→ **PROBLEM**:
Reproduce each entry exactly, so that everything except the pictures is carried over.

↓↓↓

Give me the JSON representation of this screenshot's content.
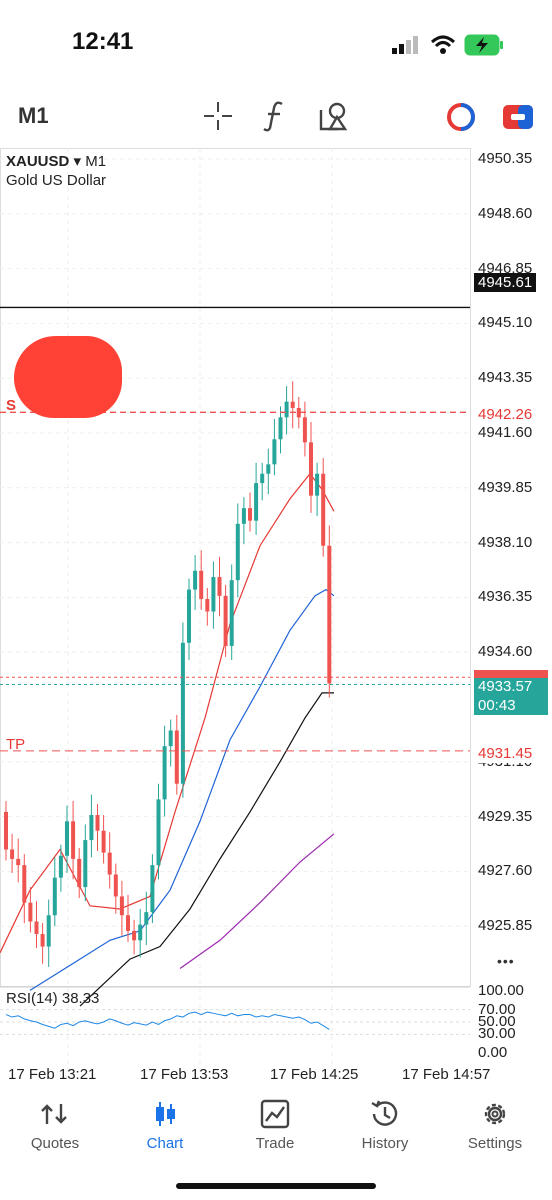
{
  "status": {
    "time": "12:41"
  },
  "toolbar": {
    "timeframe": "M1",
    "icons": [
      "crosshair-icon",
      "function-icon",
      "objects-icon",
      "color-scheme-icon",
      "chart-type-icon"
    ]
  },
  "chart": {
    "symbol": "XAUUSD",
    "symbol_tf": "▾ M1",
    "symbol_desc": "Gold US Dollar",
    "price_ticks": [
      "4950.35",
      "4948.60",
      "4946.85",
      "4945.10",
      "4943.35",
      "4941.60",
      "4939.85",
      "4938.10",
      "4936.35",
      "4934.60",
      "4931.10",
      "4929.35",
      "4927.60",
      "4925.85"
    ],
    "line_tag": "4945.61",
    "sl_tag": "4942.26",
    "sl_label": "S",
    "bid_tag": "4933.57",
    "countdown": "00:43",
    "tp_label": "TP",
    "tp_tag": "4931.45",
    "more_label": "•••",
    "rsi_label": "RSI(14)  38.33",
    "rsi_ticks": [
      "100.00",
      "70.00",
      "50.00",
      "30.00",
      "0.00"
    ],
    "date_ticks": [
      "17 Feb 13:21",
      "17 Feb 13:53",
      "17 Feb 14:25",
      "17 Feb 14:57"
    ],
    "colors": {
      "bull": "#26a69a",
      "bear": "#ef5350",
      "ma_fast": "#e53935",
      "ma_mid": "#1e63d6",
      "ma_slow": "#111111",
      "ma_long": "#9c27b0",
      "rsi": "#1e88e5"
    }
  },
  "tabs": [
    {
      "label": "Quotes",
      "icon": "quotes-icon"
    },
    {
      "label": "Chart",
      "icon": "chart-icon"
    },
    {
      "label": "Trade",
      "icon": "trade-icon"
    },
    {
      "label": "History",
      "icon": "history-icon"
    },
    {
      "label": "Settings",
      "icon": "settings-icon"
    }
  ]
}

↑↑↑

→ **RESPONSE BOX**:
Give me the JSON representation of this screenshot's content.
{
  "status": {
    "time": "12:41"
  },
  "toolbar": {
    "timeframe": "M1",
    "icons": [
      "crosshair-icon",
      "function-icon",
      "objects-icon",
      "color-scheme-icon",
      "chart-type-icon"
    ]
  },
  "chart": {
    "symbol": "XAUUSD",
    "symbol_tf": "▾ M1",
    "symbol_desc": "Gold US Dollar",
    "price_ticks": [
      "4950.35",
      "4948.60",
      "4946.85",
      "4945.10",
      "4943.35",
      "4941.60",
      "4939.85",
      "4938.10",
      "4936.35",
      "4934.60",
      "4931.10",
      "4929.35",
      "4927.60",
      "4925.85"
    ],
    "line_tag": "4945.61",
    "sl_tag": "4942.26",
    "sl_label": "S",
    "bid_tag": "4933.57",
    "countdown": "00:43",
    "tp_label": "TP",
    "tp_tag": "4931.45",
    "more_label": "•••",
    "rsi_label": "RSI(14)  38.33",
    "rsi_ticks": [
      "100.00",
      "70.00",
      "50.00",
      "30.00",
      "0.00"
    ],
    "date_ticks": [
      "17 Feb 13:21",
      "17 Feb 13:53",
      "17 Feb 14:25",
      "17 Feb 14:57"
    ],
    "colors": {
      "bull": "#26a69a",
      "bear": "#ef5350",
      "ma_fast": "#e53935",
      "ma_mid": "#1e63d6",
      "ma_slow": "#111111",
      "ma_long": "#9c27b0",
      "rsi": "#1e88e5"
    }
  },
  "tabs": [
    {
      "label": "Quotes",
      "icon": "quotes-icon"
    },
    {
      "label": "Chart",
      "icon": "chart-icon"
    },
    {
      "label": "Trade",
      "icon": "trade-icon"
    },
    {
      "label": "History",
      "icon": "history-icon"
    },
    {
      "label": "Settings",
      "icon": "settings-icon"
    }
  ]
}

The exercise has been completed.